This paper describes Hubble Space Telescope (HST)/Planetary Camera-I images of the core of the dense globular cluster M3 (NGC 5272). Stellar photometry in the F555W (V) and F785LP (I) bands, with a 1σ photometric accuracy of about 0.1 mag, has been used to construct color-magnitude diagrams of about 4700 stars above the main-sequence turnoff within r≲1′ of the cluster center. We have also analyzed archival HST F336W (U) images of M3 obtained by the Wide Field/Planetary Camera-I Instrument Definition Team. The UVI data are used to identify 28 blue straggler (BS) stars within the central 0.29 arcmin2. The specific frequency of BSs in this region of M3,NBS/NV<V(HB)+2 = 0.094 ± 0.019, is about a factor of 2-3 higher than that found by Bolte et al. in a recent ground-based study of the same region, but comparable to that seen in the sparse outer parts of the same cluster and in HST observations of the core of the higher density cluster 47 Tuc. The BSs in M3 are slightly more centrally concentrated than red giant branch stars while horizontal branch stars are somewhat less concentrated than red giants. The radial distribution of V-selected subgiant and turnoff stars is well fit by a King model with a core radius rcore=28″±2″ (90% confidence limits), which corresponds to 1.4 pc. Red giant and horizontal branch stars selected in the ultraviolet data (U<18) have a somewhat more compact distribution (rcore=22″.5). The HST U data consist of 17 exposures acquired over a span of three days. We have used these data to isolate 40 variable stars for which relative astrometry, brightnesses, colors, and light curves are presented. A Kolmogorov-Smirnov test indicates that, typically, the variability for each star is significant at the 95% level. We identify two variable BS candidates (probably of the SX Phe type), out of a sample of ∼25 BSs in which variability could have been detected. Most of the variables are RR Lyrae stars on the horizontal branch. All of them have periods P≳8 h.
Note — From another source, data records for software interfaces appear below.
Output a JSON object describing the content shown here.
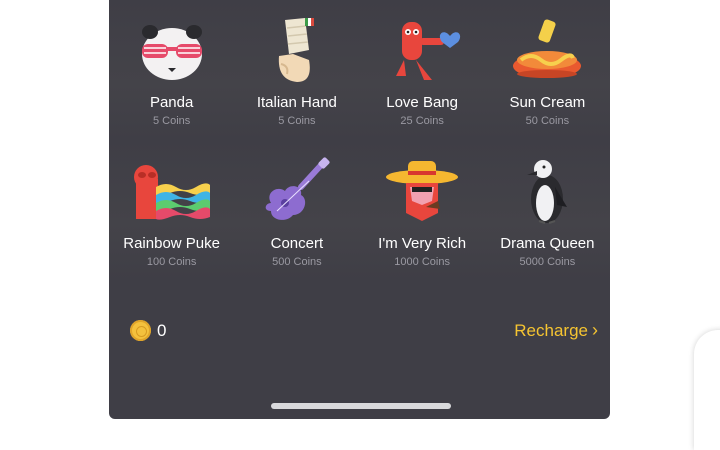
{
  "gifts": [
    {
      "name": "Panda",
      "price": "5 Coins",
      "icon": "panda-sunglasses-icon"
    },
    {
      "name": "Italian Hand",
      "price": "5 Coins",
      "icon": "italian-hand-icon"
    },
    {
      "name": "Love Bang",
      "price": "25 Coins",
      "icon": "love-bang-icon"
    },
    {
      "name": "Sun Cream",
      "price": "50 Coins",
      "icon": "sun-cream-icon"
    },
    {
      "name": "Rainbow Puke",
      "price": "100 Coins",
      "icon": "rainbow-puke-icon"
    },
    {
      "name": "Concert",
      "price": "500 Coins",
      "icon": "guitar-icon"
    },
    {
      "name": "I'm Very Rich",
      "price": "1000 Coins",
      "icon": "rich-hat-icon"
    },
    {
      "name": "Drama Queen",
      "price": "5000 Coins",
      "icon": "penguin-icon"
    }
  ],
  "wallet": {
    "balance": "0",
    "icon": "coin-icon"
  },
  "recharge": {
    "label": "Recharge",
    "icon": "chevron-right-icon"
  },
  "colors": {
    "panel": "#3f3e46",
    "accent": "#f5c431",
    "price": "#9a99a2"
  }
}
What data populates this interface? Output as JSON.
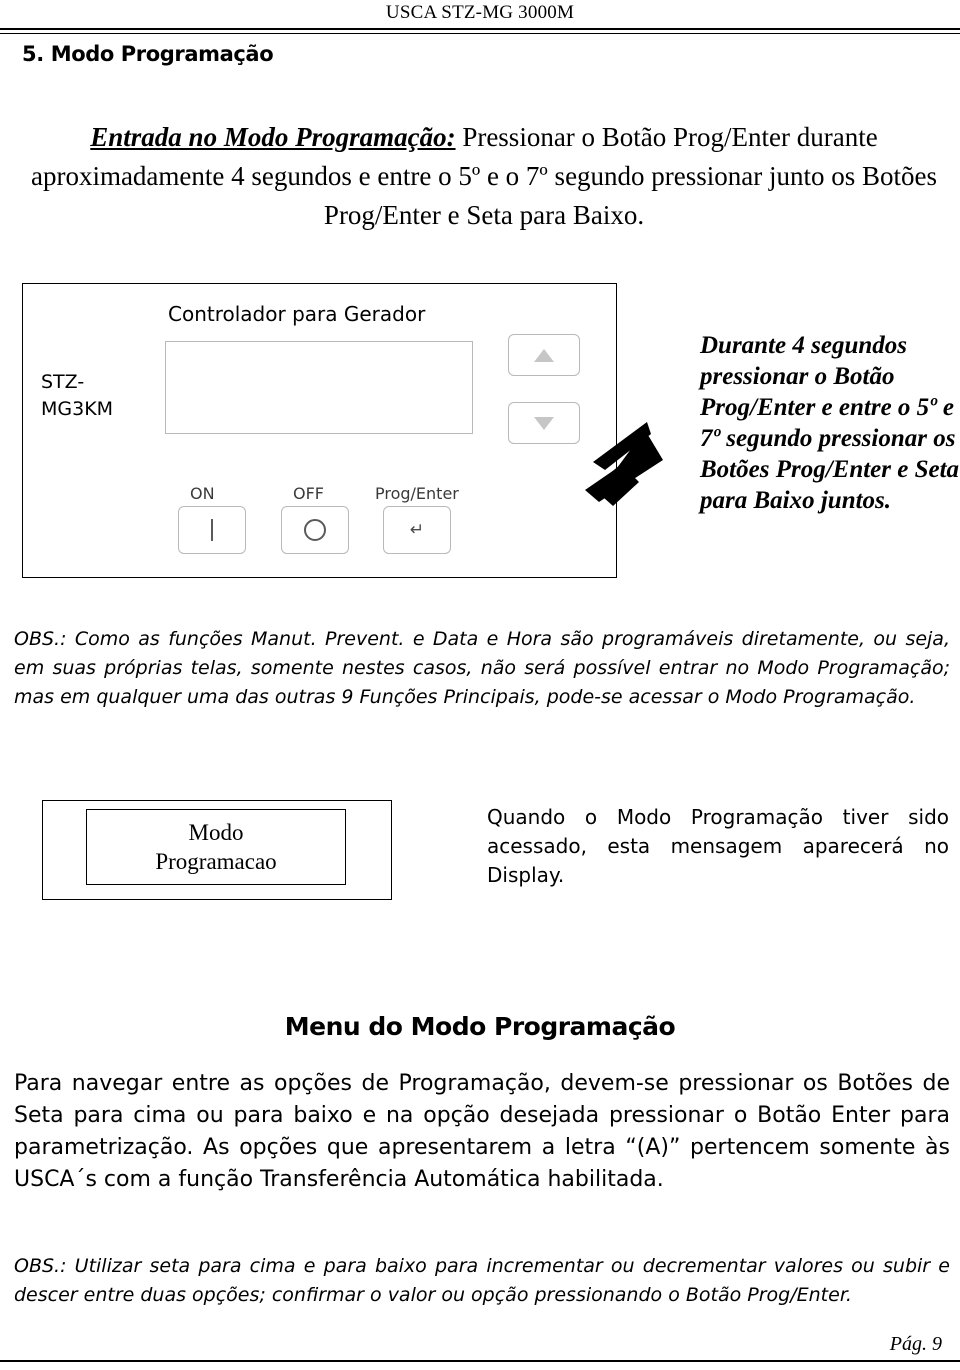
{
  "header": {
    "title": "USCA STZ-MG 3000M"
  },
  "section": {
    "number_title": "5. Modo Programação"
  },
  "intro": {
    "lead": "Entrada no Modo Programação:",
    "rest": " Pressionar o Botão Prog/Enter durante aproximadamente 4 segundos e entre o 5º e o 7º segundo pressionar junto os Botões Prog/Enter e Seta para Baixo."
  },
  "device": {
    "model_label": "STZ-\nMG3KM",
    "model_line1": "STZ-",
    "model_line2": "MG3KM",
    "heading": "Controlador para Gerador",
    "btn_on": "ON",
    "btn_off": "OFF",
    "btn_prog": "Prog/Enter",
    "icon_on": "power-on-icon",
    "icon_off": "power-off-icon",
    "icon_enter": "enter-arrow-icon",
    "icon_up": "arrow-up-icon",
    "icon_down": "arrow-down-icon"
  },
  "side_note": {
    "text": "Durante 4 segundos pressionar o Botão Prog/Enter e entre o 5º e 7º segundo pressionar os Botões Prog/Enter e Seta para Baixo juntos."
  },
  "obs_1": {
    "text": "OBS.: Como as funções Manut. Prevent. e Data e Hora são programáveis diretamente, ou seja, em suas próprias telas, somente nestes casos, não será possível entrar no Modo Programação; mas em qualquer uma das outras 9 Funções Principais, pode-se acessar o Modo Programação."
  },
  "modo_box": {
    "line1": "Modo",
    "line2": "Programacao"
  },
  "modo_note": {
    "text": "Quando o Modo Programação tiver sido acessado, esta mensagem aparecerá no Display."
  },
  "menu": {
    "heading": "Menu do Modo Programação",
    "paragraph": "Para navegar entre as opções de Programação, devem-se pressionar os Botões de Seta para cima ou para baixo e na opção desejada pressionar o Botão Enter para parametrização. As opções que apresentarem a letra “(A)” pertencem somente às USCA´s com a função Transferência Automática habilitada."
  },
  "obs_2": {
    "text": "OBS.: Utilizar seta para cima e para baixo para incrementar ou decrementar valores ou subir e descer entre duas opções; confirmar o valor ou opção pressionando o Botão Prog/Enter."
  },
  "footer": {
    "page": "Pág. 9"
  }
}
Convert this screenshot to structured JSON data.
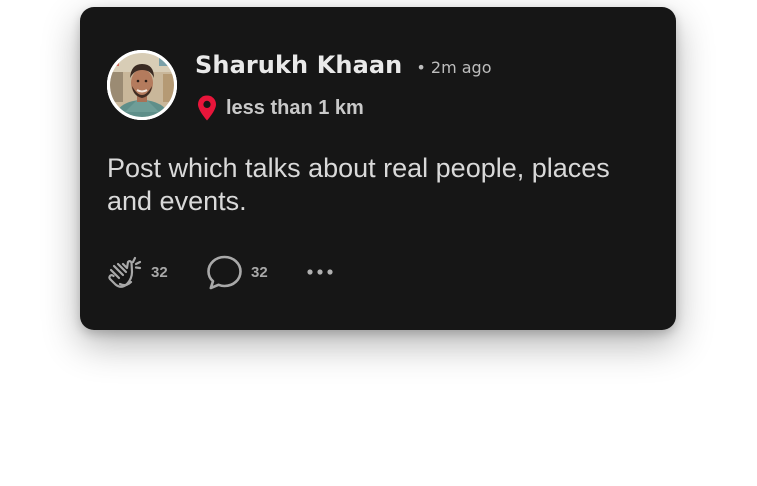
{
  "post": {
    "author_name": "Sharukh Khaan",
    "time_ago": "• 2m ago",
    "location": "less than 1 km",
    "body": "Post which talks about real people, places and events.",
    "claps": "32",
    "comments": "32"
  },
  "icons": {
    "avatar": "profile-photo",
    "location": "map-pin-icon",
    "clap": "clapping-hands-icon",
    "comment": "speech-bubble-icon",
    "more": "ellipsis-icon"
  },
  "colors": {
    "card_background": "#161616",
    "accent_pin": "#e8153a",
    "primary_text": "#e9e9e9",
    "secondary_text": "#bdbdbd"
  }
}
All Science Journal Classification (ASJC) codes
- Astronomy and Astrophysics
- Space and Planetary Science